#### Problem details:
For each entry, return the text exactly and omit any image.

-------- Source information

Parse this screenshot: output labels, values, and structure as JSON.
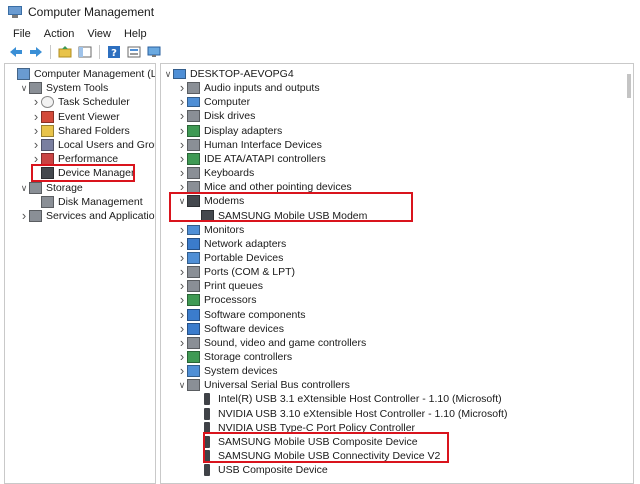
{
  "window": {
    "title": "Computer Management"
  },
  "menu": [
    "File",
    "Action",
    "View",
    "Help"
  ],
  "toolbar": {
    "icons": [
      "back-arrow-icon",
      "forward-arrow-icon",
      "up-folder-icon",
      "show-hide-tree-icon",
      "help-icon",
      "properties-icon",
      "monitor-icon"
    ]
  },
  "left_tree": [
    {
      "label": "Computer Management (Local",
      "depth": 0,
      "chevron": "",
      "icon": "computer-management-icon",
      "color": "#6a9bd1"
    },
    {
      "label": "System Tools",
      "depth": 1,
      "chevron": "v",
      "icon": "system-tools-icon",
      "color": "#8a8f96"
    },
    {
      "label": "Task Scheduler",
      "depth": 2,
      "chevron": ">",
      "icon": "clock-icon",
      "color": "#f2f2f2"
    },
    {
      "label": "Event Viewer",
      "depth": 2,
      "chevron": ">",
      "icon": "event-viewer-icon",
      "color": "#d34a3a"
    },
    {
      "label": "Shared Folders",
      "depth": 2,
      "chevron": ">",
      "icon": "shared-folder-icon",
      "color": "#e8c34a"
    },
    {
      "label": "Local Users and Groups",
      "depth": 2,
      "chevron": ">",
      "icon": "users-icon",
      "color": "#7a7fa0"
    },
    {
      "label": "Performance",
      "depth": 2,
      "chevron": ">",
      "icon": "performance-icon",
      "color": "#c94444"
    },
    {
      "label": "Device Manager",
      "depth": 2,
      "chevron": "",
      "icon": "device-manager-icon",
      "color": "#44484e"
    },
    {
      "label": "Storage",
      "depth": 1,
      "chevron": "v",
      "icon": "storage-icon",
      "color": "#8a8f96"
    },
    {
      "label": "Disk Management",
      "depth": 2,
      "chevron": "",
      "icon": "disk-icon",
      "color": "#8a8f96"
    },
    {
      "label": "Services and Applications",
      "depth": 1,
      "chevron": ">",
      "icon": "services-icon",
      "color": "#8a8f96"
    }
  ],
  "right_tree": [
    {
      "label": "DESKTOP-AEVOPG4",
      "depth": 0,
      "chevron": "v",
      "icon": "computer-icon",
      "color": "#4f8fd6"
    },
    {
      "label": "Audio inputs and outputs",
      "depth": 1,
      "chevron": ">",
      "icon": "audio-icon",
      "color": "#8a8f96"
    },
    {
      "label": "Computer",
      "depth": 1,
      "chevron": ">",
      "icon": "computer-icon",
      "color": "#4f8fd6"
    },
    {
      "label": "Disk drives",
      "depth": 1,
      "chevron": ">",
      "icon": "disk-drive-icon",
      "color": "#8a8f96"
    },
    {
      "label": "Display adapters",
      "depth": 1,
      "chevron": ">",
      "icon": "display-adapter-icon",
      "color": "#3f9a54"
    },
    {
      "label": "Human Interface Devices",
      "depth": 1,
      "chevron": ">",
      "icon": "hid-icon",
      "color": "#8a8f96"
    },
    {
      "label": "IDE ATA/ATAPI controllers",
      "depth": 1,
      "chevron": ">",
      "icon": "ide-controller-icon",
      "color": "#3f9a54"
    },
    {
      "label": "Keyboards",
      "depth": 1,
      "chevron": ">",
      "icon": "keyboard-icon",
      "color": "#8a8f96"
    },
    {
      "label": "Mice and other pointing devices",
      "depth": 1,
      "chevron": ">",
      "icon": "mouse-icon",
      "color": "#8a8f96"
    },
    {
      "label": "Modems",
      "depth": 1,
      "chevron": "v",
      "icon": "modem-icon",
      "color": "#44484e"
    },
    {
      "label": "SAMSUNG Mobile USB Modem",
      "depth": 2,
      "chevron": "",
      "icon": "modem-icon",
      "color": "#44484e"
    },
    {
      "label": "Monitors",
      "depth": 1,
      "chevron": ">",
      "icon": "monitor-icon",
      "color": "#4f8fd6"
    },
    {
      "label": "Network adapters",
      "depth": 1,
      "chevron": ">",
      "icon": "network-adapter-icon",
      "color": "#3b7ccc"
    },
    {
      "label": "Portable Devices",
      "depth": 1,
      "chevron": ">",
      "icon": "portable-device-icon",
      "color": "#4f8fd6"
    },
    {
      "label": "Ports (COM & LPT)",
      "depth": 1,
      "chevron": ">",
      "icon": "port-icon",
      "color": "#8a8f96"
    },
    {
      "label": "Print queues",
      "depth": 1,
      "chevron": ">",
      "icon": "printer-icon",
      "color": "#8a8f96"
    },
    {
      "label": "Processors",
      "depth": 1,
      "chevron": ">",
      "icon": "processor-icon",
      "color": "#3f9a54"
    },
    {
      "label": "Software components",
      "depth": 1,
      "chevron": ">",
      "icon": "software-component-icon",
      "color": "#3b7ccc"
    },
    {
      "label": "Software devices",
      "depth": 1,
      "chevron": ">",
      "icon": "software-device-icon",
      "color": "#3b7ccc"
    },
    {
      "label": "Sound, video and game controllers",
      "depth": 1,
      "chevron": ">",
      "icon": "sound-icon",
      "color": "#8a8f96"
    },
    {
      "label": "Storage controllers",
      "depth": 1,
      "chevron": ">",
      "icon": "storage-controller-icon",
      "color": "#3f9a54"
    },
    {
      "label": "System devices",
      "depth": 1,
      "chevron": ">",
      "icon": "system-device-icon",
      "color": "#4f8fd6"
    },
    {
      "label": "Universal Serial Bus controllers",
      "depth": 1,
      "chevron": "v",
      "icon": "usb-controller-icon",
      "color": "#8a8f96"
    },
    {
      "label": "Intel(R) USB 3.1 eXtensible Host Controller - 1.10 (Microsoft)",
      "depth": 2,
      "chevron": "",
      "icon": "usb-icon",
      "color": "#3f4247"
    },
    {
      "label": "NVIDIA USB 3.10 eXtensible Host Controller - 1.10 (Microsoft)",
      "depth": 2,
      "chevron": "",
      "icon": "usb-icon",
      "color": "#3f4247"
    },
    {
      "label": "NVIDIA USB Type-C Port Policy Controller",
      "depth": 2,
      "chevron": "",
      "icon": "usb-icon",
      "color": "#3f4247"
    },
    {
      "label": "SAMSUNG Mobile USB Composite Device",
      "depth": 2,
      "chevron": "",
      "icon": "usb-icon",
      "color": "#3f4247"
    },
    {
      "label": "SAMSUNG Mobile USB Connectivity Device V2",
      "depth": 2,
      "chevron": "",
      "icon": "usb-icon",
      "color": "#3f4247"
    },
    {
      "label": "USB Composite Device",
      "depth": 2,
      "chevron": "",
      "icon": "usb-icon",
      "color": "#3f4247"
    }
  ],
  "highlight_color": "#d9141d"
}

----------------

#### Result:
Parse this screenshot: output labels, values, and structure as JSON.
{
  "window": {
    "title": "Computer Management"
  },
  "menu": [
    "File",
    "Action",
    "View",
    "Help"
  ],
  "toolbar": {
    "icons": [
      "back-arrow-icon",
      "forward-arrow-icon",
      "up-folder-icon",
      "show-hide-tree-icon",
      "help-icon",
      "properties-icon",
      "monitor-icon"
    ]
  },
  "left_tree": [
    {
      "label": "Computer Management (Local",
      "depth": 0,
      "chevron": "",
      "icon": "computer-management-icon",
      "color": "#6a9bd1"
    },
    {
      "label": "System Tools",
      "depth": 1,
      "chevron": "v",
      "icon": "system-tools-icon",
      "color": "#8a8f96"
    },
    {
      "label": "Task Scheduler",
      "depth": 2,
      "chevron": ">",
      "icon": "clock-icon",
      "color": "#f2f2f2"
    },
    {
      "label": "Event Viewer",
      "depth": 2,
      "chevron": ">",
      "icon": "event-viewer-icon",
      "color": "#d34a3a"
    },
    {
      "label": "Shared Folders",
      "depth": 2,
      "chevron": ">",
      "icon": "shared-folder-icon",
      "color": "#e8c34a"
    },
    {
      "label": "Local Users and Groups",
      "depth": 2,
      "chevron": ">",
      "icon": "users-icon",
      "color": "#7a7fa0"
    },
    {
      "label": "Performance",
      "depth": 2,
      "chevron": ">",
      "icon": "performance-icon",
      "color": "#c94444"
    },
    {
      "label": "Device Manager",
      "depth": 2,
      "chevron": "",
      "icon": "device-manager-icon",
      "color": "#44484e"
    },
    {
      "label": "Storage",
      "depth": 1,
      "chevron": "v",
      "icon": "storage-icon",
      "color": "#8a8f96"
    },
    {
      "label": "Disk Management",
      "depth": 2,
      "chevron": "",
      "icon": "disk-icon",
      "color": "#8a8f96"
    },
    {
      "label": "Services and Applications",
      "depth": 1,
      "chevron": ">",
      "icon": "services-icon",
      "color": "#8a8f96"
    }
  ],
  "right_tree": [
    {
      "label": "DESKTOP-AEVOPG4",
      "depth": 0,
      "chevron": "v",
      "icon": "computer-icon",
      "color": "#4f8fd6"
    },
    {
      "label": "Audio inputs and outputs",
      "depth": 1,
      "chevron": ">",
      "icon": "audio-icon",
      "color": "#8a8f96"
    },
    {
      "label": "Computer",
      "depth": 1,
      "chevron": ">",
      "icon": "computer-icon",
      "color": "#4f8fd6"
    },
    {
      "label": "Disk drives",
      "depth": 1,
      "chevron": ">",
      "icon": "disk-drive-icon",
      "color": "#8a8f96"
    },
    {
      "label": "Display adapters",
      "depth": 1,
      "chevron": ">",
      "icon": "display-adapter-icon",
      "color": "#3f9a54"
    },
    {
      "label": "Human Interface Devices",
      "depth": 1,
      "chevron": ">",
      "icon": "hid-icon",
      "color": "#8a8f96"
    },
    {
      "label": "IDE ATA/ATAPI controllers",
      "depth": 1,
      "chevron": ">",
      "icon": "ide-controller-icon",
      "color": "#3f9a54"
    },
    {
      "label": "Keyboards",
      "depth": 1,
      "chevron": ">",
      "icon": "keyboard-icon",
      "color": "#8a8f96"
    },
    {
      "label": "Mice and other pointing devices",
      "depth": 1,
      "chevron": ">",
      "icon": "mouse-icon",
      "color": "#8a8f96"
    },
    {
      "label": "Modems",
      "depth": 1,
      "chevron": "v",
      "icon": "modem-icon",
      "color": "#44484e"
    },
    {
      "label": "SAMSUNG Mobile USB Modem",
      "depth": 2,
      "chevron": "",
      "icon": "modem-icon",
      "color": "#44484e"
    },
    {
      "label": "Monitors",
      "depth": 1,
      "chevron": ">",
      "icon": "monitor-icon",
      "color": "#4f8fd6"
    },
    {
      "label": "Network adapters",
      "depth": 1,
      "chevron": ">",
      "icon": "network-adapter-icon",
      "color": "#3b7ccc"
    },
    {
      "label": "Portable Devices",
      "depth": 1,
      "chevron": ">",
      "icon": "portable-device-icon",
      "color": "#4f8fd6"
    },
    {
      "label": "Ports (COM & LPT)",
      "depth": 1,
      "chevron": ">",
      "icon": "port-icon",
      "color": "#8a8f96"
    },
    {
      "label": "Print queues",
      "depth": 1,
      "chevron": ">",
      "icon": "printer-icon",
      "color": "#8a8f96"
    },
    {
      "label": "Processors",
      "depth": 1,
      "chevron": ">",
      "icon": "processor-icon",
      "color": "#3f9a54"
    },
    {
      "label": "Software components",
      "depth": 1,
      "chevron": ">",
      "icon": "software-component-icon",
      "color": "#3b7ccc"
    },
    {
      "label": "Software devices",
      "depth": 1,
      "chevron": ">",
      "icon": "software-device-icon",
      "color": "#3b7ccc"
    },
    {
      "label": "Sound, video and game controllers",
      "depth": 1,
      "chevron": ">",
      "icon": "sound-icon",
      "color": "#8a8f96"
    },
    {
      "label": "Storage controllers",
      "depth": 1,
      "chevron": ">",
      "icon": "storage-controller-icon",
      "color": "#3f9a54"
    },
    {
      "label": "System devices",
      "depth": 1,
      "chevron": ">",
      "icon": "system-device-icon",
      "color": "#4f8fd6"
    },
    {
      "label": "Universal Serial Bus controllers",
      "depth": 1,
      "chevron": "v",
      "icon": "usb-controller-icon",
      "color": "#8a8f96"
    },
    {
      "label": "Intel(R) USB 3.1 eXtensible Host Controller - 1.10 (Microsoft)",
      "depth": 2,
      "chevron": "",
      "icon": "usb-icon",
      "color": "#3f4247"
    },
    {
      "label": "NVIDIA USB 3.10 eXtensible Host Controller - 1.10 (Microsoft)",
      "depth": 2,
      "chevron": "",
      "icon": "usb-icon",
      "color": "#3f4247"
    },
    {
      "label": "NVIDIA USB Type-C Port Policy Controller",
      "depth": 2,
      "chevron": "",
      "icon": "usb-icon",
      "color": "#3f4247"
    },
    {
      "label": "SAMSUNG Mobile USB Composite Device",
      "depth": 2,
      "chevron": "",
      "icon": "usb-icon",
      "color": "#3f4247"
    },
    {
      "label": "SAMSUNG Mobile USB Connectivity Device V2",
      "depth": 2,
      "chevron": "",
      "icon": "usb-icon",
      "color": "#3f4247"
    },
    {
      "label": "USB Composite Device",
      "depth": 2,
      "chevron": "",
      "icon": "usb-icon",
      "color": "#3f4247"
    }
  ],
  "highlight_color": "#d9141d"
}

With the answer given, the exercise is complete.